Provided records section start

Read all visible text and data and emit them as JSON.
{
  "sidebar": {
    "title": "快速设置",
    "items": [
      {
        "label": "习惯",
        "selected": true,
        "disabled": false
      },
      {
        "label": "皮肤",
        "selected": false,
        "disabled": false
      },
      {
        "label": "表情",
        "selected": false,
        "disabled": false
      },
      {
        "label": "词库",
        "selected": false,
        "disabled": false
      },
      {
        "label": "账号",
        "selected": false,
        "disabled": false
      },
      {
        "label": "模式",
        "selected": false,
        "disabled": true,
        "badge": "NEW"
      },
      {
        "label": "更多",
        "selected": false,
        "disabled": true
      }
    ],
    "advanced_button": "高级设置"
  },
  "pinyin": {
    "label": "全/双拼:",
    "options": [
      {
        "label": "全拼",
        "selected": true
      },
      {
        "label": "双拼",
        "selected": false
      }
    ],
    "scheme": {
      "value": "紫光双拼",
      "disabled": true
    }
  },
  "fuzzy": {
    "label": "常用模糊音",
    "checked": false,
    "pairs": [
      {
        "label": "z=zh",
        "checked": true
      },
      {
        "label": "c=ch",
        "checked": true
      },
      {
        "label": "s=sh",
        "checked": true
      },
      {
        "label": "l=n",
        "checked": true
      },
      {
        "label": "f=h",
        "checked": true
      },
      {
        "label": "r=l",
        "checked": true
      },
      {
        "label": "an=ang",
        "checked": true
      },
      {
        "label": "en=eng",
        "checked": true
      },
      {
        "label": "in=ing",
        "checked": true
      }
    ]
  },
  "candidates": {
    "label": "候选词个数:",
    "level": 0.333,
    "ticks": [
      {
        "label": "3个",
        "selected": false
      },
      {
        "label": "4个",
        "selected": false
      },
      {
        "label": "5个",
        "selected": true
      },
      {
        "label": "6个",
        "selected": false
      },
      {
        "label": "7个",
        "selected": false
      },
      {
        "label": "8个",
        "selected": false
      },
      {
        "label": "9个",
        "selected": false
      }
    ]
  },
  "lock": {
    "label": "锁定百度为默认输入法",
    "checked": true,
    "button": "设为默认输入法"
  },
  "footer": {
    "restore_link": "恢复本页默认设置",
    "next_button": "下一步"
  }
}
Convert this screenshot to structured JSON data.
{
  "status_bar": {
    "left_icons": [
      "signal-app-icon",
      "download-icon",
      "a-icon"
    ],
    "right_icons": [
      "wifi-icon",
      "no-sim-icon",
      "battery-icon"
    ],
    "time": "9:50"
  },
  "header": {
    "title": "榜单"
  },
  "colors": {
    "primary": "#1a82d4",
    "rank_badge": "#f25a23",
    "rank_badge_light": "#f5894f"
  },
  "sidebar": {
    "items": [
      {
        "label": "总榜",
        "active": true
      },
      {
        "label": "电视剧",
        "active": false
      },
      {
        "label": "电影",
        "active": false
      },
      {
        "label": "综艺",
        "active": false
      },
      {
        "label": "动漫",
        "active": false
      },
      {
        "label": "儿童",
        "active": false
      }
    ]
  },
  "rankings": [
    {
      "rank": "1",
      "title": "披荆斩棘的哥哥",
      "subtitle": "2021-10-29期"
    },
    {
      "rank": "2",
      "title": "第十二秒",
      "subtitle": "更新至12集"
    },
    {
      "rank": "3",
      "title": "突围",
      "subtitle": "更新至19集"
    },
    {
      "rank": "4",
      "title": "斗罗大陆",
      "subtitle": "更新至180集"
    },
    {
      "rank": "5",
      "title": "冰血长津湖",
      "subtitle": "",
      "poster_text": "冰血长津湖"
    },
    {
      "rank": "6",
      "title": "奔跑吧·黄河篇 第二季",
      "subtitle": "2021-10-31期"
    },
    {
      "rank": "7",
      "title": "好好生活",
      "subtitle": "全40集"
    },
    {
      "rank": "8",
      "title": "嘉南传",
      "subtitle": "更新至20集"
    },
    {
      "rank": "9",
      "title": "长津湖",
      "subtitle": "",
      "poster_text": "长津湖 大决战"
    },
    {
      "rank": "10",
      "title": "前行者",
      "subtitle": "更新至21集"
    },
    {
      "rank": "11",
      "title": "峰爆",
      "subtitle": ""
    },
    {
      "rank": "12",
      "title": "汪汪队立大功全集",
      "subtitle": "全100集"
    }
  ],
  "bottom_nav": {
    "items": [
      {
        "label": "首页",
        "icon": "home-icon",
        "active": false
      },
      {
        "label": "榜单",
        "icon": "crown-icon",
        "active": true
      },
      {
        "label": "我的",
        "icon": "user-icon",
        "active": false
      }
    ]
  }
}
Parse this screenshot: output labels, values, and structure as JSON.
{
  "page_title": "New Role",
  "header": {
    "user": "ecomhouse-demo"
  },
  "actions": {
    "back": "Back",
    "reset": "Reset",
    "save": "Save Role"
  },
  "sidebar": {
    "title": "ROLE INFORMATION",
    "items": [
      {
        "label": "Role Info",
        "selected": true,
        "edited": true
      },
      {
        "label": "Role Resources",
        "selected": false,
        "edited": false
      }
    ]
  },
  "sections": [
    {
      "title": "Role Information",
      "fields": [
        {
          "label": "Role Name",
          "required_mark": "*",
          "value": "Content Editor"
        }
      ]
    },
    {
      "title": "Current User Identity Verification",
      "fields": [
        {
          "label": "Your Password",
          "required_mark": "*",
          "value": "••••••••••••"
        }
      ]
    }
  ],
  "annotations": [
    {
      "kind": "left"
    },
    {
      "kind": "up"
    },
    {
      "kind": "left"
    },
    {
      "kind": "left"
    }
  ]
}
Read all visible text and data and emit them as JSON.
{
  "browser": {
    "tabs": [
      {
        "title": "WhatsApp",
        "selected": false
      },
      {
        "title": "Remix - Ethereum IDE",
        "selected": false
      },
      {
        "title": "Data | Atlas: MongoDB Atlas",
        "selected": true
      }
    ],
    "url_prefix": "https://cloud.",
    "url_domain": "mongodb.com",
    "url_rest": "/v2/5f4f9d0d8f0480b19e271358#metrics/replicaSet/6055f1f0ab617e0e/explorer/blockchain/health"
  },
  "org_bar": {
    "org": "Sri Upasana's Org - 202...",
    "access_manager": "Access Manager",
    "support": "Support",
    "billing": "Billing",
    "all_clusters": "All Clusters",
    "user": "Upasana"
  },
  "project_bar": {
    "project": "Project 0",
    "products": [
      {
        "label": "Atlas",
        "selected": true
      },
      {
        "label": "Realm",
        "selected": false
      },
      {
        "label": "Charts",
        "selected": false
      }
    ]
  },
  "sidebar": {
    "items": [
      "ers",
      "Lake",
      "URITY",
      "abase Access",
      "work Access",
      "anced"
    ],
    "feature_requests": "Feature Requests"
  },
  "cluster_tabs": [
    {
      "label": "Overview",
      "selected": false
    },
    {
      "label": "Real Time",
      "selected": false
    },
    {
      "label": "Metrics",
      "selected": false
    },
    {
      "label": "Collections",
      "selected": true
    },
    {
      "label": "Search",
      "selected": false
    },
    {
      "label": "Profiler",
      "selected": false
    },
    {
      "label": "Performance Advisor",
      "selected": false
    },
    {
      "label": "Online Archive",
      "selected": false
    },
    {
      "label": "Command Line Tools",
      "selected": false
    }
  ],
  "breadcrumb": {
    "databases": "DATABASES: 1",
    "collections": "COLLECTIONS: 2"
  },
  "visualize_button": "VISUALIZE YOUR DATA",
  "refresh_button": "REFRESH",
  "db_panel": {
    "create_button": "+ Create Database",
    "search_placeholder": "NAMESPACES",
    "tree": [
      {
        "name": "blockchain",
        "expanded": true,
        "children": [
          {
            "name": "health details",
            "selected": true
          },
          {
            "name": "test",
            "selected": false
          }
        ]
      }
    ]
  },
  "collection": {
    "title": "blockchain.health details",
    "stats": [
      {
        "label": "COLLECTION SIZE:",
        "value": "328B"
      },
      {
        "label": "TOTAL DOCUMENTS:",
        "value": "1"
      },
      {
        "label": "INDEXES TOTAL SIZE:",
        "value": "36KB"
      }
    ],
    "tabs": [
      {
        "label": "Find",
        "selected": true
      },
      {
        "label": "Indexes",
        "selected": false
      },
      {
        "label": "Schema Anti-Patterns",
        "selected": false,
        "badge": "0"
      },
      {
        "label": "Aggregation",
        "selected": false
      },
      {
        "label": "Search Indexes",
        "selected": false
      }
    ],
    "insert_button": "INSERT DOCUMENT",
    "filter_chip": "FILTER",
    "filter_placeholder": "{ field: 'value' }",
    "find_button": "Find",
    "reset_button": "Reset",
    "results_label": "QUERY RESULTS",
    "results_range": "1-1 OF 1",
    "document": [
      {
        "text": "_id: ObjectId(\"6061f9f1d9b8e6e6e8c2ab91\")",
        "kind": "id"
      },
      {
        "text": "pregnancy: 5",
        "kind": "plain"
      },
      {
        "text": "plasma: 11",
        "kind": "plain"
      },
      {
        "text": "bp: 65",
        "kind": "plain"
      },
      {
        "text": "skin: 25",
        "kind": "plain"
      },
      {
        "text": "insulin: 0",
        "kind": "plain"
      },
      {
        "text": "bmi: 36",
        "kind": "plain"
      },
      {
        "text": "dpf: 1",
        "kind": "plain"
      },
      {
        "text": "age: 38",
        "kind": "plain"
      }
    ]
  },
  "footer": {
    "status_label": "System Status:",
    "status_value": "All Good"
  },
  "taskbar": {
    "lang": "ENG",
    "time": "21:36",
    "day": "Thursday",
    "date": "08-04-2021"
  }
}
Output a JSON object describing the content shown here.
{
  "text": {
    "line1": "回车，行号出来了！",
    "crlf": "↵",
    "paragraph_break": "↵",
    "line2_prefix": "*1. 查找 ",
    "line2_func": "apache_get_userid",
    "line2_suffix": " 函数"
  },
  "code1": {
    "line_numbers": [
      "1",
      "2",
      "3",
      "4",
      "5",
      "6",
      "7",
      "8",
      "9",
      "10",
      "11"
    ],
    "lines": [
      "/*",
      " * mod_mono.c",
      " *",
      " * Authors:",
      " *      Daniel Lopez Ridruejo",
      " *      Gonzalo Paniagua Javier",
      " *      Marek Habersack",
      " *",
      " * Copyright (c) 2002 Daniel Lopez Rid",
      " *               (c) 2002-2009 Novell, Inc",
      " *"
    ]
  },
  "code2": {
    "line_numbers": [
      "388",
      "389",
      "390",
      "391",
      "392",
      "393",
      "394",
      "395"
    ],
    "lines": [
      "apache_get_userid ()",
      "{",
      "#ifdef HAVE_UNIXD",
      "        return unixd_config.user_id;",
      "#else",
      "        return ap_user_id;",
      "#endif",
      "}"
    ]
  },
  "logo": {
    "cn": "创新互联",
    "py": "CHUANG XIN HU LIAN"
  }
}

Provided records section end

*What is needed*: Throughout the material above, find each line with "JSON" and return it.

*Task output*:
Read all visible text and data and emit them as JSON.
Convert this screenshot to structured JSON data.
Parse this screenshot: output labels, values, and structure as JSON.
Read all visible text and data and emit them as JSON.
Output a JSON object describing the content shown here.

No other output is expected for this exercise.